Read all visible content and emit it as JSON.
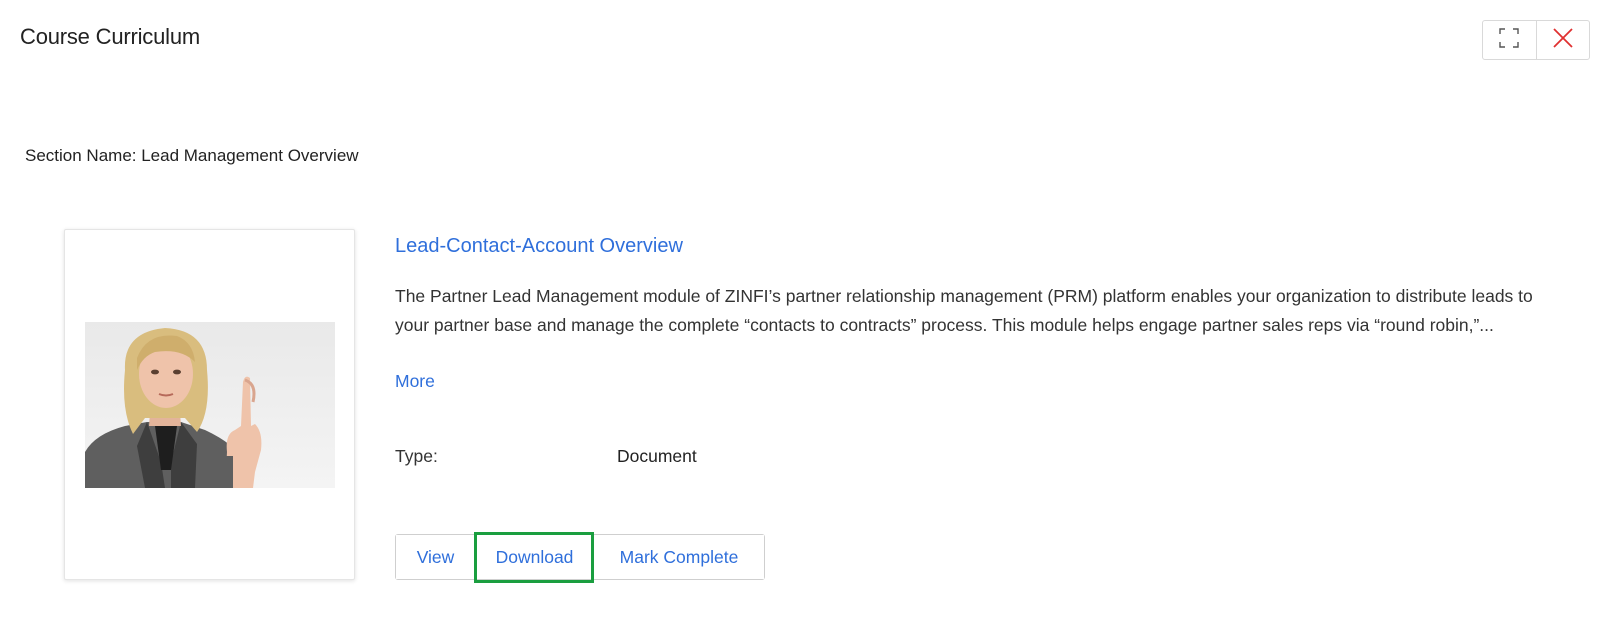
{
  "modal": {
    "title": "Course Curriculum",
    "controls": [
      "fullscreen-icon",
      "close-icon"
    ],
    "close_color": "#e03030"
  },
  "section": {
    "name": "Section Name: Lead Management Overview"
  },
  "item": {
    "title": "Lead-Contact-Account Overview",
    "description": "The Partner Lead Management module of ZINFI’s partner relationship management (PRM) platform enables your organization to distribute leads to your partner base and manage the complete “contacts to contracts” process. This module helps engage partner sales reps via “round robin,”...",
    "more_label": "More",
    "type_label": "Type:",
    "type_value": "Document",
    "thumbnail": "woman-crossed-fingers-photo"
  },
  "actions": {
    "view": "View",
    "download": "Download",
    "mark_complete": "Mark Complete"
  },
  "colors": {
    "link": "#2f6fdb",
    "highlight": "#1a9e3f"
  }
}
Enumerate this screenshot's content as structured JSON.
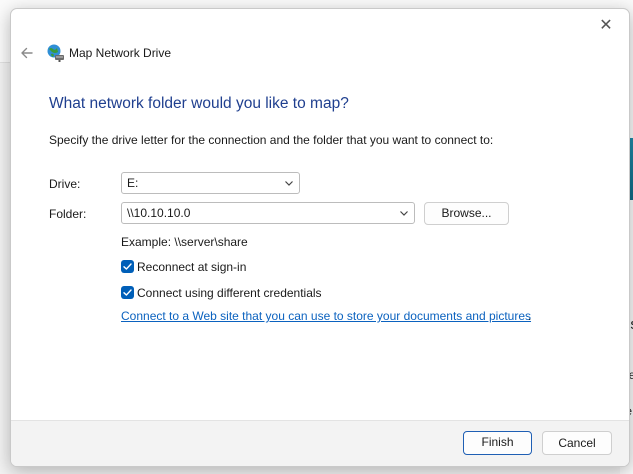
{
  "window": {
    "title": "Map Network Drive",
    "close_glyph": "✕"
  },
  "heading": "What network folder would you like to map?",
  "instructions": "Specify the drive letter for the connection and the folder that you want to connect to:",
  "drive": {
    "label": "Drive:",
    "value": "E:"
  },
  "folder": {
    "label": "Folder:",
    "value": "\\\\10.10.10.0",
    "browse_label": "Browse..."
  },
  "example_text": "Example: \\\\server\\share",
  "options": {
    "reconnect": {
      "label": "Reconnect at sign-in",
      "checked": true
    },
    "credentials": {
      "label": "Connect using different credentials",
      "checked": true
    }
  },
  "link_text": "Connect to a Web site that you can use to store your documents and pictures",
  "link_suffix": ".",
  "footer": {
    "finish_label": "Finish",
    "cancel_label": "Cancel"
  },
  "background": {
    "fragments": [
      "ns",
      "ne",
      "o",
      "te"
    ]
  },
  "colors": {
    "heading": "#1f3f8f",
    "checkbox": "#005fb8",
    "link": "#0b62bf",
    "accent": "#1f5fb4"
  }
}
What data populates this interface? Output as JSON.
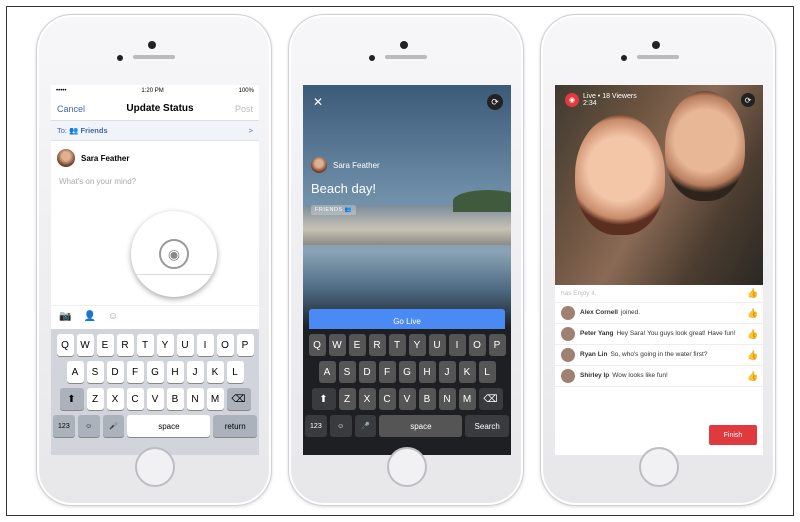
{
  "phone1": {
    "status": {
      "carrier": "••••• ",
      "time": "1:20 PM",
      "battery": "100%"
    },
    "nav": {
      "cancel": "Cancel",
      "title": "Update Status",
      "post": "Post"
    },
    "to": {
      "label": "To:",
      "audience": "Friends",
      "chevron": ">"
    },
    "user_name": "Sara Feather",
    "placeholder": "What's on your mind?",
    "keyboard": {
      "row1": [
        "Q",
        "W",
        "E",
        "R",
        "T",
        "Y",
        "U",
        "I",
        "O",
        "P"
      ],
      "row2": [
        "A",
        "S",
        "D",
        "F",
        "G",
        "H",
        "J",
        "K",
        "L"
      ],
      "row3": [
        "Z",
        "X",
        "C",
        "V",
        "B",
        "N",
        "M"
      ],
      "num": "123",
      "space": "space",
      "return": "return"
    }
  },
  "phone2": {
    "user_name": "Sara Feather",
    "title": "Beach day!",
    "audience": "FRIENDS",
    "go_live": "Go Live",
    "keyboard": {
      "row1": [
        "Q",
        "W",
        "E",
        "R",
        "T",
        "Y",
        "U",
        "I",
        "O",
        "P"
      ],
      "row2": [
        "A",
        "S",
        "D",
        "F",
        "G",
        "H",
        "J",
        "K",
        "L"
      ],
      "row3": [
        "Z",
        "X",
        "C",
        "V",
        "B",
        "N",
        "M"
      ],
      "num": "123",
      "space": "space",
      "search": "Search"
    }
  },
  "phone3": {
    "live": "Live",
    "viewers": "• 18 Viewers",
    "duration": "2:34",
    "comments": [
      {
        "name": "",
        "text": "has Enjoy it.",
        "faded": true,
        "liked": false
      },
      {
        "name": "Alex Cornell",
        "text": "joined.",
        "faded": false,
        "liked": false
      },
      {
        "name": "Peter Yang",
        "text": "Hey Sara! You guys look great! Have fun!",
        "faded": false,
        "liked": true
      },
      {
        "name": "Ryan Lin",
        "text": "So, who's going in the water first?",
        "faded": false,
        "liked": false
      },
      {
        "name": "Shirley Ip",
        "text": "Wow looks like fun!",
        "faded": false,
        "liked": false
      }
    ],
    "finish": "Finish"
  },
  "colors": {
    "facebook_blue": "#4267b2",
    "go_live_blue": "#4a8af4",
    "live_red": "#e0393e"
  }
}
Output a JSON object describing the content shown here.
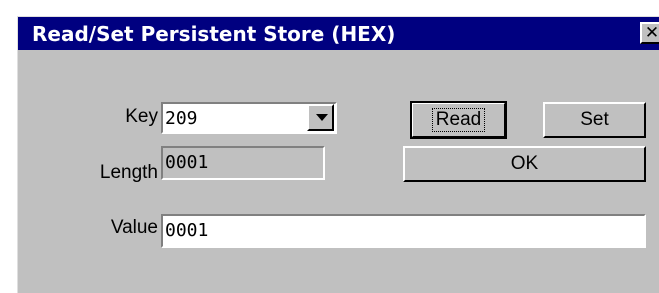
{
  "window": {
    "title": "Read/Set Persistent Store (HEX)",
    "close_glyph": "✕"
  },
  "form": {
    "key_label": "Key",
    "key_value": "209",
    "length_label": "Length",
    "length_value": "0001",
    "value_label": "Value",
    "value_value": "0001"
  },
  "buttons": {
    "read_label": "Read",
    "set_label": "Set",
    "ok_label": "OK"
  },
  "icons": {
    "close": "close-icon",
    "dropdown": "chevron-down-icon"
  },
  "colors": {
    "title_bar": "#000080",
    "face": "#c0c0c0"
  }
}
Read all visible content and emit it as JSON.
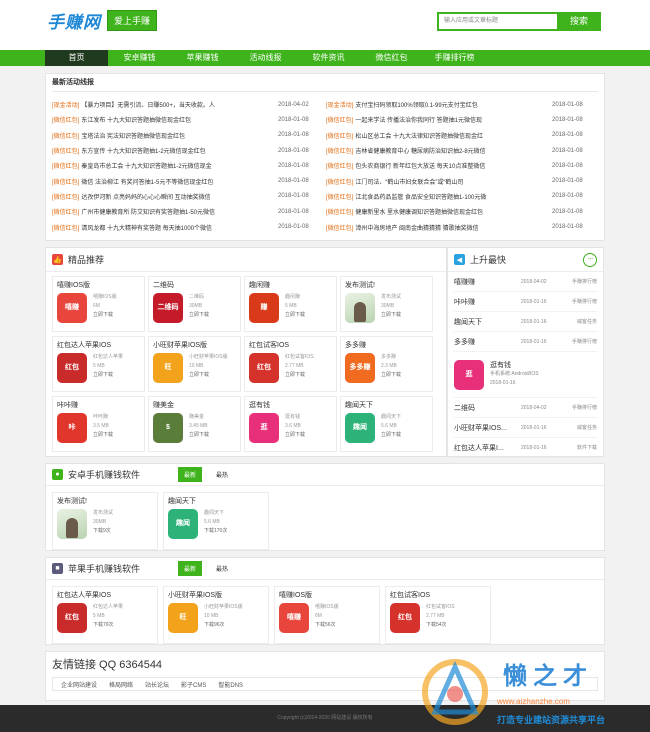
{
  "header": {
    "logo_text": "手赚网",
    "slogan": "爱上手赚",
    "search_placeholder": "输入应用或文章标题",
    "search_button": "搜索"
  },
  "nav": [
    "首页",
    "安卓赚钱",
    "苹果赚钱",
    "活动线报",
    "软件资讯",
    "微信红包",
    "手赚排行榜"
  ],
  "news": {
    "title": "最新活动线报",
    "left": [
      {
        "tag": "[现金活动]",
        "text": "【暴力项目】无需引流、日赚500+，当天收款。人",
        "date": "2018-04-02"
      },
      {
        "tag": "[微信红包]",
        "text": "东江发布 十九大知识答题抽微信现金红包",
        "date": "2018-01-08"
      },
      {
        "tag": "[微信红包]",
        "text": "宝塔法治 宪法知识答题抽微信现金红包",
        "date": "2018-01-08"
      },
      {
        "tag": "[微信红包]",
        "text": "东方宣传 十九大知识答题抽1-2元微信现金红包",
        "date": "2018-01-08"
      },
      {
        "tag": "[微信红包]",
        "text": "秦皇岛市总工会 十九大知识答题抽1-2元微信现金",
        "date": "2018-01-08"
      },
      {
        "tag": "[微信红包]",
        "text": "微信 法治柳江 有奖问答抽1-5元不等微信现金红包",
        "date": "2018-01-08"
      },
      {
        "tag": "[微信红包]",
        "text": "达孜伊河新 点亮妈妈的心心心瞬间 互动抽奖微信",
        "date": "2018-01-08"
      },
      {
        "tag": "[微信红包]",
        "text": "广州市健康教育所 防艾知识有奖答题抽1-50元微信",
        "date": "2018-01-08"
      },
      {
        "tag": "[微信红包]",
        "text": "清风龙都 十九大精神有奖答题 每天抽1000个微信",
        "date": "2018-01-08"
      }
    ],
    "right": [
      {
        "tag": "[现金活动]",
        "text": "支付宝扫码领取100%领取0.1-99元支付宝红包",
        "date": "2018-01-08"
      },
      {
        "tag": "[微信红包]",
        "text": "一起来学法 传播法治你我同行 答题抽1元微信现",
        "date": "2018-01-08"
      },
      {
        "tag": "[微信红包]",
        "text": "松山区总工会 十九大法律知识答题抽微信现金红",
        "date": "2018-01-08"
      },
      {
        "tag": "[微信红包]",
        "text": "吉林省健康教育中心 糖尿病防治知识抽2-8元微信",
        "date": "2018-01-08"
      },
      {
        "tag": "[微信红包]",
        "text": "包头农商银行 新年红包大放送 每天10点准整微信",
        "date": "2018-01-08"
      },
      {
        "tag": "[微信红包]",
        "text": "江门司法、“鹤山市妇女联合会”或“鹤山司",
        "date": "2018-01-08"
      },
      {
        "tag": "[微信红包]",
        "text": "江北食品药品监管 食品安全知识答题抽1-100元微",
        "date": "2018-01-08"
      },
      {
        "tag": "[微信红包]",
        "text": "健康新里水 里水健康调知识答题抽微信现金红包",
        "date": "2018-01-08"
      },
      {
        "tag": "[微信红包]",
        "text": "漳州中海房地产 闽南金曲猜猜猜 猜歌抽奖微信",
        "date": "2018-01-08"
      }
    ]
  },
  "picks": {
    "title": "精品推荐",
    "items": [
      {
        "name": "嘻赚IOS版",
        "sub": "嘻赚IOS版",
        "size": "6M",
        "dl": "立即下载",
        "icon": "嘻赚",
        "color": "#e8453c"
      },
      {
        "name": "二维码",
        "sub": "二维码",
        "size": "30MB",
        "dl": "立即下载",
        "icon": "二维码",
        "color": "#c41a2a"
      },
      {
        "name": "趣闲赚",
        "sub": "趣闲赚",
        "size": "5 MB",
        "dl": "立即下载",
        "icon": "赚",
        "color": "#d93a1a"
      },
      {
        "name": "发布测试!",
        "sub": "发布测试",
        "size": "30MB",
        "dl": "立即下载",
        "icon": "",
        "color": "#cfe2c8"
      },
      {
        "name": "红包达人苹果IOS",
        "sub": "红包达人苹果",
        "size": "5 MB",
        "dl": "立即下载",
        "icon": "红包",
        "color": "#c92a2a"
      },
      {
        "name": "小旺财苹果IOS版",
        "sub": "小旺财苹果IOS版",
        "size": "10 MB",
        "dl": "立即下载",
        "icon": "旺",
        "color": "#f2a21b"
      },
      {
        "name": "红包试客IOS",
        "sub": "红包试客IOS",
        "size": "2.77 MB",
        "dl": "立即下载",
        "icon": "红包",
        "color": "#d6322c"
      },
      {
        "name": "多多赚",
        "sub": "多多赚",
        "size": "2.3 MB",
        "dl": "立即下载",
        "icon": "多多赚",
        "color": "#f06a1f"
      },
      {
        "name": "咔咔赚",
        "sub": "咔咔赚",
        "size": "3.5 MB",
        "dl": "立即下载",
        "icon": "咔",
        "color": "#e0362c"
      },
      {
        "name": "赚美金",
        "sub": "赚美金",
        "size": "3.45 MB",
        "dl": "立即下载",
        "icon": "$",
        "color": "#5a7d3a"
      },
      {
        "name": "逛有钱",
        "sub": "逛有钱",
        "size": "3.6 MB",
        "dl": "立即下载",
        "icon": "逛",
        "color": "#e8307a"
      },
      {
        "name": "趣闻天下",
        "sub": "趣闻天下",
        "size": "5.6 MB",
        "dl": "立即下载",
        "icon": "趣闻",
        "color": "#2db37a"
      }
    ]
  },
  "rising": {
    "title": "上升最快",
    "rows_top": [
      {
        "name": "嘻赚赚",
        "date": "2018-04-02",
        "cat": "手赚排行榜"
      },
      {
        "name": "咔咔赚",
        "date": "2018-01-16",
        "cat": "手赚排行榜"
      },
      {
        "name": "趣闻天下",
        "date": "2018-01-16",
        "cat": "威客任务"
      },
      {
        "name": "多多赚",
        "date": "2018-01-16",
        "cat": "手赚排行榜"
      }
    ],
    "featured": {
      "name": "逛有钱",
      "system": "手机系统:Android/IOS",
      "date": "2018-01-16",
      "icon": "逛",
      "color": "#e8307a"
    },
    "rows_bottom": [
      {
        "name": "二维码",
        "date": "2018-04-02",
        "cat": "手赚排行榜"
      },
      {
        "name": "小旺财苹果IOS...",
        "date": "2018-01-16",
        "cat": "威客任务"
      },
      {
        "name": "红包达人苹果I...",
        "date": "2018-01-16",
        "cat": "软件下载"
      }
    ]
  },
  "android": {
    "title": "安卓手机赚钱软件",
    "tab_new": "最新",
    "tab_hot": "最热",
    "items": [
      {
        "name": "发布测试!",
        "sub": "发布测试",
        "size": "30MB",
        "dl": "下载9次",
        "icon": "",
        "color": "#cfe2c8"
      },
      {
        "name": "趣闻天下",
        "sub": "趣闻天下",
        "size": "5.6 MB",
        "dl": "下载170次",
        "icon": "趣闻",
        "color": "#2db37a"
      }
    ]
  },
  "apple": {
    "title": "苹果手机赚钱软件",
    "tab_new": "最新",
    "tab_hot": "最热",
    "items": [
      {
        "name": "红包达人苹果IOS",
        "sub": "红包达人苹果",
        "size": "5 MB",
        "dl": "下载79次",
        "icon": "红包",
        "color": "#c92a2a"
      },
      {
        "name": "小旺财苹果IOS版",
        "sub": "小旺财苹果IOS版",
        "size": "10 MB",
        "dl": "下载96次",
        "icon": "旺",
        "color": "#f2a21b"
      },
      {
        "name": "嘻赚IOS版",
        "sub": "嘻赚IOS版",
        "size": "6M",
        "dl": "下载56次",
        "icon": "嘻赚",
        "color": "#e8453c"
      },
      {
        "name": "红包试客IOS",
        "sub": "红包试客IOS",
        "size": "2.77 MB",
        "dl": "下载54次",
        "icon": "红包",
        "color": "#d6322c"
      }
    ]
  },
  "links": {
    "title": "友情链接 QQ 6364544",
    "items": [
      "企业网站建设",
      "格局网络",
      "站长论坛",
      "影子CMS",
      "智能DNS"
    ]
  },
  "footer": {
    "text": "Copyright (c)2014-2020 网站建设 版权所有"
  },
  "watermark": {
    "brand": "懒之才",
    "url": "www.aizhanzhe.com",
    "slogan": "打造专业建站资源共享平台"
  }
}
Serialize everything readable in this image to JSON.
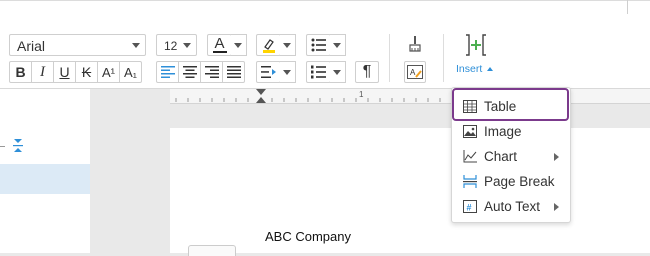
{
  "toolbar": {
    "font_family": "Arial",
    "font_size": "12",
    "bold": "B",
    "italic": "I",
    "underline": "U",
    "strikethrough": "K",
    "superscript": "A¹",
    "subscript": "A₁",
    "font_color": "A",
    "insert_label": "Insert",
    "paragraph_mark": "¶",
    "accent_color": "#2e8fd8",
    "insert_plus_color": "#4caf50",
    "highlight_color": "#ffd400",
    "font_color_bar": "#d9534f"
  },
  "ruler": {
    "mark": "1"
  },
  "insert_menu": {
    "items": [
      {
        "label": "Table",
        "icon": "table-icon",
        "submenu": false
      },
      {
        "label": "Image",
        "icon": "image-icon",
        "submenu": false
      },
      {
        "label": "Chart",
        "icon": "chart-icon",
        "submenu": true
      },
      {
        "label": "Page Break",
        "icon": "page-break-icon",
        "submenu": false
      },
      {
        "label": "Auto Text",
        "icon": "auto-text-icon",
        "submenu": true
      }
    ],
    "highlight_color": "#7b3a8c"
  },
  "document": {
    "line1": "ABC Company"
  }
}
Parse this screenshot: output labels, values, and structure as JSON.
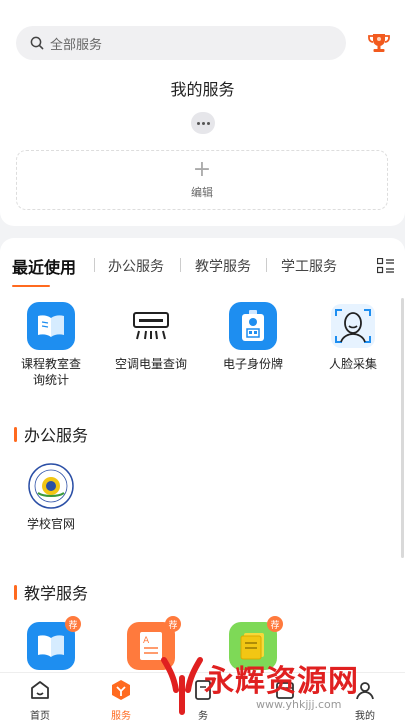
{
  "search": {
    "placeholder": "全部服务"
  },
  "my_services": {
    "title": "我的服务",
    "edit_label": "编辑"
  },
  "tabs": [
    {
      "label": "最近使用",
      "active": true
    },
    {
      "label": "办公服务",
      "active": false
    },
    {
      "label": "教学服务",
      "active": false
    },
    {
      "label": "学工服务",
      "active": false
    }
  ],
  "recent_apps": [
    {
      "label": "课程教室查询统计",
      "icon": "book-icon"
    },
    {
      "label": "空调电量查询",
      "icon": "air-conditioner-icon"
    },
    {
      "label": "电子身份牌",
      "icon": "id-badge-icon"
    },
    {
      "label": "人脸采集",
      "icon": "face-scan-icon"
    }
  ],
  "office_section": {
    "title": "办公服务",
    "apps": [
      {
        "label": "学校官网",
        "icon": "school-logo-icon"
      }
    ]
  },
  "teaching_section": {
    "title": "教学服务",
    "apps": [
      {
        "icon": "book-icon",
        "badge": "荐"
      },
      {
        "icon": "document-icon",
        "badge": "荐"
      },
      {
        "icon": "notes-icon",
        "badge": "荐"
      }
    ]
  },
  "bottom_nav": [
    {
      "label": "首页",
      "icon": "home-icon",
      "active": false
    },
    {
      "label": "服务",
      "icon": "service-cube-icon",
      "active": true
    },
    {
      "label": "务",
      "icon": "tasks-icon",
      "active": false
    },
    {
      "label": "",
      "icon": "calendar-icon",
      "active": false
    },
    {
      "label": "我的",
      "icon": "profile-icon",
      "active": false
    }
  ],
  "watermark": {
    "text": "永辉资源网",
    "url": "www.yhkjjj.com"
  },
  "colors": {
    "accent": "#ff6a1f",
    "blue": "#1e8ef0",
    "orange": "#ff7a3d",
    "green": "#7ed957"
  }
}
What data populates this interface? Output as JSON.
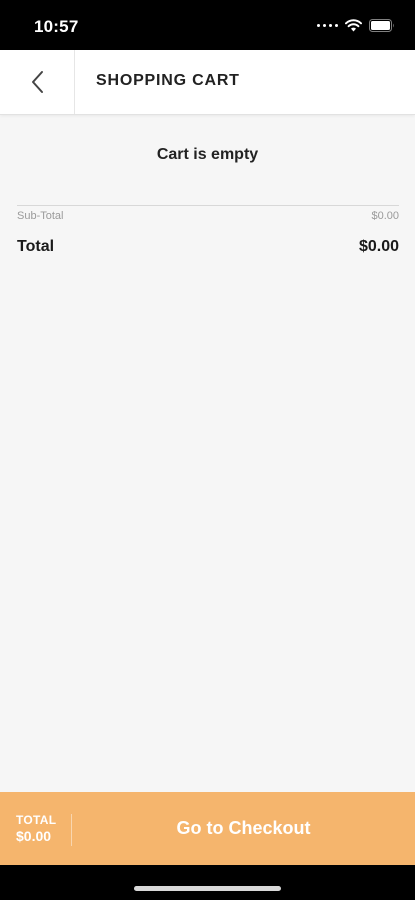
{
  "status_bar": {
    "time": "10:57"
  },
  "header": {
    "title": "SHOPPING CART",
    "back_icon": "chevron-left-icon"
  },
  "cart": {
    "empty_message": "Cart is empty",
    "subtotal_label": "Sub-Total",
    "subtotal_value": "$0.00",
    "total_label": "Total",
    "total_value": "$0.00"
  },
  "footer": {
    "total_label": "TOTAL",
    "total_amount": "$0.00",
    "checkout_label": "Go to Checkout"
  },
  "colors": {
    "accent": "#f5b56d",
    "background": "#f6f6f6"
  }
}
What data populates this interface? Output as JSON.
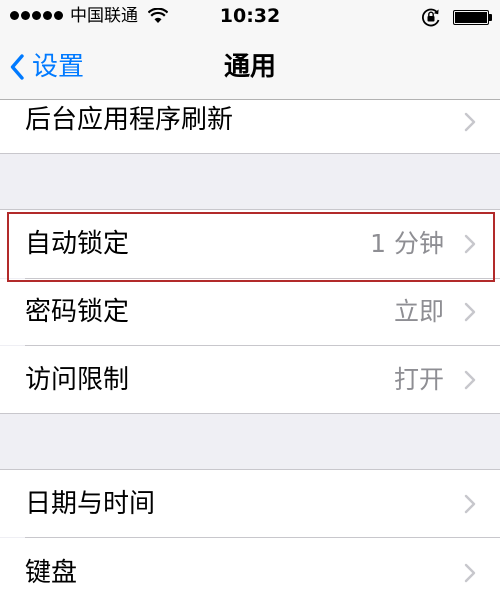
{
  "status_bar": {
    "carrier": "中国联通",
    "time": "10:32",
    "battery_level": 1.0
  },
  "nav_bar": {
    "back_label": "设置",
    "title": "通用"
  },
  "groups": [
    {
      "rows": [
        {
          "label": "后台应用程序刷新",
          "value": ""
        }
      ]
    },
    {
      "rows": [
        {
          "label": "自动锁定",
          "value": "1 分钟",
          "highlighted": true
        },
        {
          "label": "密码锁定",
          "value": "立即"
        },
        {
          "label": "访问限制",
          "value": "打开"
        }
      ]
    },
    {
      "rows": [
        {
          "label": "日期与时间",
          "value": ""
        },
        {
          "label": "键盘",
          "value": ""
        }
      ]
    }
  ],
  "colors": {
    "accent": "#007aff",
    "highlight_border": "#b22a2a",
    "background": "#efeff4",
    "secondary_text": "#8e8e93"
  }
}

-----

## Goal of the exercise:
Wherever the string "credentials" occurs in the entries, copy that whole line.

## Exercise result:
    "credentials": {
      "label": "Connect using different credentials",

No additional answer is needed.